Every line of the material below that holds the string "recent" should be copied.
..............................
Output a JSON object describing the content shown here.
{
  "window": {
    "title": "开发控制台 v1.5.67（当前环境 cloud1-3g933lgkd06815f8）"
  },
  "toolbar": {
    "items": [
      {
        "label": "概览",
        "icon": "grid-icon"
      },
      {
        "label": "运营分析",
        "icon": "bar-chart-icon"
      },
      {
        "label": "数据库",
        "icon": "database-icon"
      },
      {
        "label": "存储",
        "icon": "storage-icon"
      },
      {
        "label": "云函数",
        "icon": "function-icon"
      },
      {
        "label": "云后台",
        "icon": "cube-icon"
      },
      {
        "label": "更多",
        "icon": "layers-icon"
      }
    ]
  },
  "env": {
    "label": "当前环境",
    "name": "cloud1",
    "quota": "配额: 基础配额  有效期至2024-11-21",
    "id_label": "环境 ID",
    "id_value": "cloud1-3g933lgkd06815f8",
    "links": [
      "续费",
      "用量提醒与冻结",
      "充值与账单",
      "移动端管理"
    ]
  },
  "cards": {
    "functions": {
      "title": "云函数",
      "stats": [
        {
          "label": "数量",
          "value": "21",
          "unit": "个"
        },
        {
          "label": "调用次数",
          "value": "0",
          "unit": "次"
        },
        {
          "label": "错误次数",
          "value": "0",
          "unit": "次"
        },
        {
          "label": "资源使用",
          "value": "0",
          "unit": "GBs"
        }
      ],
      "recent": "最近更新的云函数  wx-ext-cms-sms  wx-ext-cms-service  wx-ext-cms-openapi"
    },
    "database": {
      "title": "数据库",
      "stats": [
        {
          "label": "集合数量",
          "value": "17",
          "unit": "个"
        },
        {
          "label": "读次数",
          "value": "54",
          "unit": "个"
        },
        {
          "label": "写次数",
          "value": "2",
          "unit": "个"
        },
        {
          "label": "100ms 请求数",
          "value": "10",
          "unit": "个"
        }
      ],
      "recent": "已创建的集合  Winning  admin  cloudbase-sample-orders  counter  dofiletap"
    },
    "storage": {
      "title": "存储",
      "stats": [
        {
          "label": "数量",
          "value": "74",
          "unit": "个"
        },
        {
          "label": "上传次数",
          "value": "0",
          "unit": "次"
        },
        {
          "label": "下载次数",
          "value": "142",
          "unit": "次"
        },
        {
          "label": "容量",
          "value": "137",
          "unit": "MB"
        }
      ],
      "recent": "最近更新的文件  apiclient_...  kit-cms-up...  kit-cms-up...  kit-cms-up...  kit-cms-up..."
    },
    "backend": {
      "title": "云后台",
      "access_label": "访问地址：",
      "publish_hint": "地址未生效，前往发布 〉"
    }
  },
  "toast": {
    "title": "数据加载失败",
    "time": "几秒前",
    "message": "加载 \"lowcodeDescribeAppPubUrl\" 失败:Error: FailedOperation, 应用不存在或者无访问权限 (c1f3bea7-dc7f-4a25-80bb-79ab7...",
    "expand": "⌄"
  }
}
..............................
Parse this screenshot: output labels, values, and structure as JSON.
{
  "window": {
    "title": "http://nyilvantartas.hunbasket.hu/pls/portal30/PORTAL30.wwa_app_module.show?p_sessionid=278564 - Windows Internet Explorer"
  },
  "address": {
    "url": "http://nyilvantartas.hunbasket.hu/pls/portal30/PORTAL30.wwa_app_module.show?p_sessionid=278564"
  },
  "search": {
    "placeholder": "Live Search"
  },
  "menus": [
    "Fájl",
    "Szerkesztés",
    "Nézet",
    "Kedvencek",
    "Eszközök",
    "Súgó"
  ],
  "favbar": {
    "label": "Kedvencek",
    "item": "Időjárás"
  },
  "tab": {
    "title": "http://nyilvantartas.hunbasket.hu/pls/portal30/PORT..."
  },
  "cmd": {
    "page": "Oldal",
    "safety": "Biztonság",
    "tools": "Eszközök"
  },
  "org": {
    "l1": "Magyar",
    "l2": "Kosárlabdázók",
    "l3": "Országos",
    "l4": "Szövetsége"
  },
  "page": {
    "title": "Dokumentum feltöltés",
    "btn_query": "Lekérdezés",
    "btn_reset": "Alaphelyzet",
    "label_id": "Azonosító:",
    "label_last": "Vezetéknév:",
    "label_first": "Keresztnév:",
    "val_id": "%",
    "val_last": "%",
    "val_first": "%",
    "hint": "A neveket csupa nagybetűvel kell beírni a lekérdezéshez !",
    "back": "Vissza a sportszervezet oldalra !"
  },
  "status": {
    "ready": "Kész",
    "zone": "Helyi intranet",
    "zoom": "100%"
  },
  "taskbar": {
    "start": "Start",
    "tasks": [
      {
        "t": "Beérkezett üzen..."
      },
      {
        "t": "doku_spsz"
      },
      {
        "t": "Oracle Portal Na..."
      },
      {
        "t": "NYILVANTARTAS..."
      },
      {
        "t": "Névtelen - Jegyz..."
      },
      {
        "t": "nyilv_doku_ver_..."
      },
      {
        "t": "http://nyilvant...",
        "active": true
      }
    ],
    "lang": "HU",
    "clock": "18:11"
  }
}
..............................
> Answer space
      "recent": "最近更新的云函数  wx-ext-cms-sms  wx-ext-cms-service  wx-ext-cms-openapi"
      "recent": "已创建的集合  Winning  admin  cloudbase-sample-orders  counter  dofiletap"
      "recent": "最近更新的文件  apiclient_...  kit-cms-up...  kit-cms-up...  kit-cms-up...  kit-cms-up..."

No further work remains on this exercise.